*** THE DATA ***
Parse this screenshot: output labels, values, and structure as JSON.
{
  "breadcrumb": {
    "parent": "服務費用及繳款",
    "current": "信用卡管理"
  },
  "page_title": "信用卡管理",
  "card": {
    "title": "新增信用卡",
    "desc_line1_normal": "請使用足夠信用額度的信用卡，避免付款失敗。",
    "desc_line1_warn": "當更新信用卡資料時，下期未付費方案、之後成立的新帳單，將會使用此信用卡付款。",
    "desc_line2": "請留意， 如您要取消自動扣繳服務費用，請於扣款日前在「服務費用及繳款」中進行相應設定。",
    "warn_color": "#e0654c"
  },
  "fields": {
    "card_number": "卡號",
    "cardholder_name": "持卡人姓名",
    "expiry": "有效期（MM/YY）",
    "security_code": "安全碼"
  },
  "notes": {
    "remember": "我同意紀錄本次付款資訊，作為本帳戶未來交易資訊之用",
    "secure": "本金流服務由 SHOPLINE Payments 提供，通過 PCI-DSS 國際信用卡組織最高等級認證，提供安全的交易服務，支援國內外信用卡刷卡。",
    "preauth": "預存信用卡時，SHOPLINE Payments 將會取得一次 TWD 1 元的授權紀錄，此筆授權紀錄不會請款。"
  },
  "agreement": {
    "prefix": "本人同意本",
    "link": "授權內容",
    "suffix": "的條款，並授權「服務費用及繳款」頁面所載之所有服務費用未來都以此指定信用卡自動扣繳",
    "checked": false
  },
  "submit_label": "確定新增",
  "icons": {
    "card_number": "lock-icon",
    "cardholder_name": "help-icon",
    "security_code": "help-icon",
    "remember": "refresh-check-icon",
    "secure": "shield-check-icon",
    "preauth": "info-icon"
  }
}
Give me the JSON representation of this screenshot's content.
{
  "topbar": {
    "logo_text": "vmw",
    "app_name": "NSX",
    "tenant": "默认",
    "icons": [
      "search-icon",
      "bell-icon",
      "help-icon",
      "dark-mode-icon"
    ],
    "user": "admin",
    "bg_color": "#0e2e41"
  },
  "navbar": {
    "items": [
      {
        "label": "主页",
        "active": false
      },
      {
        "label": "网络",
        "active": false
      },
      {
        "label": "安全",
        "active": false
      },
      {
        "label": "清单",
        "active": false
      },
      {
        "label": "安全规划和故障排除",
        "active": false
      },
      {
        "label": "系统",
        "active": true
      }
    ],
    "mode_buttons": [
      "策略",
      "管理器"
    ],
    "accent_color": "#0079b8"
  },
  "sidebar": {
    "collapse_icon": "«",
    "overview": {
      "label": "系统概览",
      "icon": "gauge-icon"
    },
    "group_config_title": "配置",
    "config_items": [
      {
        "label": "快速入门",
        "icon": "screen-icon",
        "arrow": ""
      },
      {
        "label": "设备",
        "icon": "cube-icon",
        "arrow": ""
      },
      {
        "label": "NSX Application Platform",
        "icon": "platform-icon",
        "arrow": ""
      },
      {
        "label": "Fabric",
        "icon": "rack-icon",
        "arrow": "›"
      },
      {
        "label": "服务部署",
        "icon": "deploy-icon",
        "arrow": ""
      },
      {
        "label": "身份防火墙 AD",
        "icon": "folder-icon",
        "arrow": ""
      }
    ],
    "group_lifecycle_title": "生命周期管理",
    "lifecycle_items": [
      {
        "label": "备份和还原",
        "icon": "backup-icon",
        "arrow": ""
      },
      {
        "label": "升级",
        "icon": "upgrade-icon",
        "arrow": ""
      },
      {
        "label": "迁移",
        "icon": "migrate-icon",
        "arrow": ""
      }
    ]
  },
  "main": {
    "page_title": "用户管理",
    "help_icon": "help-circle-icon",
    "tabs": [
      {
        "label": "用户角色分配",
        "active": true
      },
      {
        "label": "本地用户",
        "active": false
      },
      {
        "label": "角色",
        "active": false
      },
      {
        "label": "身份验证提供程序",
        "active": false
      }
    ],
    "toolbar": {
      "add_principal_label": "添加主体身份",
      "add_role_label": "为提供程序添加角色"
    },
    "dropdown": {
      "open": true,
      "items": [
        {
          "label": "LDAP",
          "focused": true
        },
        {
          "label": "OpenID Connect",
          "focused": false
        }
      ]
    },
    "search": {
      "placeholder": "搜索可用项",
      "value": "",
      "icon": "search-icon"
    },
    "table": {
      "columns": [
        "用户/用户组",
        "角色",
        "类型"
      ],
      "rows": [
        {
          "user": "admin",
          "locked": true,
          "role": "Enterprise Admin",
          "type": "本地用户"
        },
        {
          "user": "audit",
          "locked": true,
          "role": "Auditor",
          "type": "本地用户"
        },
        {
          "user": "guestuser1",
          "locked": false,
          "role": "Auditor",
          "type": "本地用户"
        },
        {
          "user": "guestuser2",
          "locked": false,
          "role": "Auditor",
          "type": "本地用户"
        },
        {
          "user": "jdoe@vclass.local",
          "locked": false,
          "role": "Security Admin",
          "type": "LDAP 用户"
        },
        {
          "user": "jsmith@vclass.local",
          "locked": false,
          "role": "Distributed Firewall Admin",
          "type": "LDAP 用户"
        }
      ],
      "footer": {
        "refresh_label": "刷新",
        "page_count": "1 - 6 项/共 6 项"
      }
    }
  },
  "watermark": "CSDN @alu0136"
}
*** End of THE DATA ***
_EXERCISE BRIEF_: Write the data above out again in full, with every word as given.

_ANSWER BOX_:
Parse this screenshot: output labels, values, and structure as JSON.
{
  "breadcrumb": {
    "parent": "服務費用及繳款",
    "current": "信用卡管理"
  },
  "page_title": "信用卡管理",
  "card": {
    "title": "新增信用卡",
    "desc_line1_normal": "請使用足夠信用額度的信用卡，避免付款失敗。",
    "desc_line1_warn": "當更新信用卡資料時，下期未付費方案、之後成立的新帳單，將會使用此信用卡付款。",
    "desc_line2": "請留意， 如您要取消自動扣繳服務費用，請於扣款日前在「服務費用及繳款」中進行相應設定。",
    "warn_color": "#e0654c"
  },
  "fields": {
    "card_number": "卡號",
    "cardholder_name": "持卡人姓名",
    "expiry": "有效期（MM/YY）",
    "security_code": "安全碼"
  },
  "notes": {
    "remember": "我同意紀錄本次付款資訊，作為本帳戶未來交易資訊之用",
    "secure": "本金流服務由 SHOPLINE Payments 提供，通過 PCI-DSS 國際信用卡組織最高等級認證，提供安全的交易服務，支援國內外信用卡刷卡。",
    "preauth": "預存信用卡時，SHOPLINE Payments 將會取得一次 TWD 1 元的授權紀錄，此筆授權紀錄不會請款。"
  },
  "agreement": {
    "prefix": "本人同意本",
    "link": "授權內容",
    "suffix": "的條款，並授權「服務費用及繳款」頁面所載之所有服務費用未來都以此指定信用卡自動扣繳",
    "checked": false
  },
  "submit_label": "確定新增",
  "icons": {
    "card_number": "lock-icon",
    "cardholder_name": "help-icon",
    "security_code": "help-icon",
    "remember": "refresh-check-icon",
    "secure": "shield-check-icon",
    "preauth": "info-icon"
  }
}
Give me the JSON representation of this screenshot's content.
{
  "topbar": {
    "logo_text": "vmw",
    "app_name": "NSX",
    "tenant": "默认",
    "icons": [
      "search-icon",
      "bell-icon",
      "help-icon",
      "dark-mode-icon"
    ],
    "user": "admin",
    "bg_color": "#0e2e41"
  },
  "navbar": {
    "items": [
      {
        "label": "主页",
        "active": false
      },
      {
        "label": "网络",
        "active": false
      },
      {
        "label": "安全",
        "active": false
      },
      {
        "label": "清单",
        "active": false
      },
      {
        "label": "安全规划和故障排除",
        "active": false
      },
      {
        "label": "系统",
        "active": true
      }
    ],
    "mode_buttons": [
      "策略",
      "管理器"
    ],
    "accent_color": "#0079b8"
  },
  "sidebar": {
    "collapse_icon": "«",
    "overview": {
      "label": "系统概览",
      "icon": "gauge-icon"
    },
    "group_config_title": "配置",
    "config_items": [
      {
        "label": "快速入门",
        "icon": "screen-icon",
        "arrow": ""
      },
      {
        "label": "设备",
        "icon": "cube-icon",
        "arrow": ""
      },
      {
        "label": "NSX Application Platform",
        "icon": "platform-icon",
        "arrow": ""
      },
      {
        "label": "Fabric",
        "icon": "rack-icon",
        "arrow": "›"
      },
      {
        "label": "服务部署",
        "icon": "deploy-icon",
        "arrow": ""
      },
      {
        "label": "身份防火墙 AD",
        "icon": "folder-icon",
        "arrow": ""
      }
    ],
    "group_lifecycle_title": "生命周期管理",
    "lifecycle_items": [
      {
        "label": "备份和还原",
        "icon": "backup-icon",
        "arrow": ""
      },
      {
        "label": "升级",
        "icon": "upgrade-icon",
        "arrow": ""
      },
      {
        "label": "迁移",
        "icon": "migrate-icon",
        "arrow": ""
      }
    ]
  },
  "main": {
    "page_title": "用户管理",
    "help_icon": "help-circle-icon",
    "tabs": [
      {
        "label": "用户角色分配",
        "active": true
      },
      {
        "label": "本地用户",
        "active": false
      },
      {
        "label": "角色",
        "active": false
      },
      {
        "label": "身份验证提供程序",
        "active": false
      }
    ],
    "toolbar": {
      "add_principal_label": "添加主体身份",
      "add_role_label": "为提供程序添加角色"
    },
    "dropdown": {
      "open": true,
      "items": [
        {
          "label": "LDAP",
          "focused": true
        },
        {
          "label": "OpenID Connect",
          "focused": false
        }
      ]
    },
    "search": {
      "placeholder": "搜索可用项",
      "value": "",
      "icon": "search-icon"
    },
    "table": {
      "columns": [
        "用户/用户组",
        "角色",
        "类型"
      ],
      "rows": [
        {
          "user": "admin",
          "locked": true,
          "role": "Enterprise Admin",
          "type": "本地用户"
        },
        {
          "user": "audit",
          "locked": true,
          "role": "Auditor",
          "type": "本地用户"
        },
        {
          "user": "guestuser1",
          "locked": false,
          "role": "Auditor",
          "type": "本地用户"
        },
        {
          "user": "guestuser2",
          "locked": false,
          "role": "Auditor",
          "type": "本地用户"
        },
        {
          "user": "jdoe@vclass.local",
          "locked": false,
          "role": "Security Admin",
          "type": "LDAP 用户"
        },
        {
          "user": "jsmith@vclass.local",
          "locked": false,
          "role": "Distributed Firewall Admin",
          "type": "LDAP 用户"
        }
      ],
      "footer": {
        "refresh_label": "刷新",
        "page_count": "1 - 6 项/共 6 项"
      }
    }
  },
  "watermark": "CSDN @alu0136"
}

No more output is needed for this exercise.